My Bag

Your bag is currently empty.

Dancing through the light - Eastern spinebill
Dancing through the light - Eastern spinebill
Dancing through the light  Eastern spinebill

Dancing through the light - Eastern spinebill

Artwork Type: Original Piece

Pastel on Pastelmat paper

Original Image 50 x 75 cm

 One of the constant joys of living in such a glorious national park is the constant presence of many different and wonderful bird species. One species which is a lifelong favourite of mine is the Eastern spinebill....a petite little 11 gram jet fighter of a honeyeater which weaves in and around our flowering plants almost faster than my eye can follow. With a long sharp beak the spiny is well able to shortcut the traditional honeyeater method of poking your head way down inside the trumpet shaped flowers of our Tecoma creepers.....instead simply punching a hole straight through the side to the nectar at the base of the trumpet. When feeding on flower nectar, eastern spinebills sing a piping territorial song to defend the flower. They raise feathers on their throat and crown and flick their tails 2 to 3 times per second if they feel threatened or when they are ready to fight

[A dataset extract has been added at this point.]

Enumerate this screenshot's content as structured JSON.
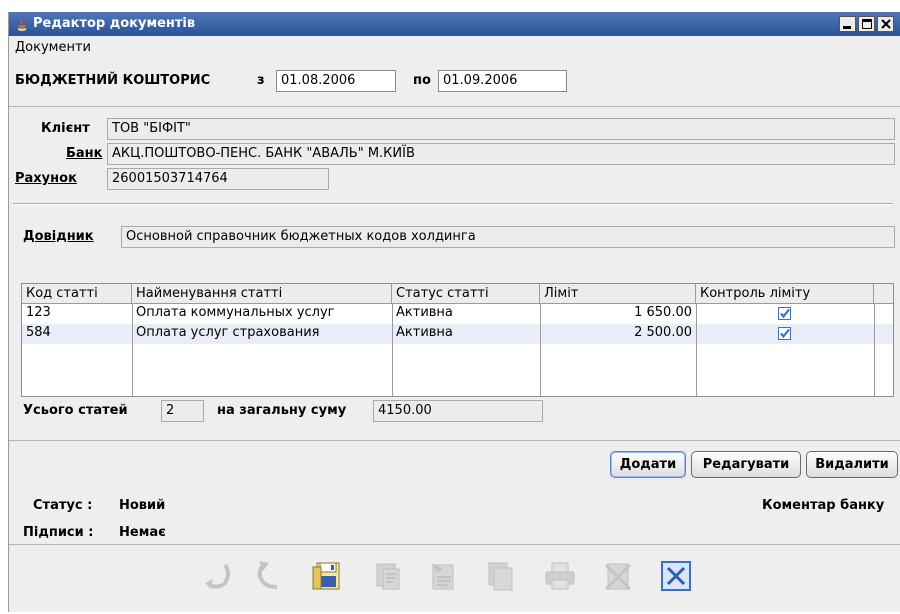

Eastern spinebills often produce high-pitched, rapid "pip, pip, pip" vocalizations. During courtship, pairs perform dazzling flight displays in which the male flies behind the female and they chase in an undulating motion. To initiate this courtship flight, a male will touch his beak to a female's tail. Eastern spinebills also perform broken-wing, distraction displays when their nestlings are threatened. Like all birds, eastern spinebills perceive their environment through audio, visual, tactile, and chemical stimuli. (Higgins, et al., 2001)

Like all honeyeaters, eastern spinebills are very effective pollinators for nectar-producing plant species. While feeding on nectar, their heads often brush against the flower and collect pollen which is then transferred to the next flower they feed on. Due to their specialized bills, eastern spinebills forage from a limited group of flowering species, therefore reducing the amount of cross-pollination and resulting in very effective pollination. During winter or low nectar resources, eastern spinebills also prey on insects and likely impact their populations as well.

I hope you enjoy this pastel painting inspired by our spinebills in the garden. To learn more about our honeyeaters go to

Scroll down

“My art is of nature,
 for nature

Steve Morvell


Support our conservation efforts with these beautiful products. 20% from every purchase goes directly to conservation in the field where it does the most good. All prints are on world renowned archival canvas with archival inks and UV protective coating.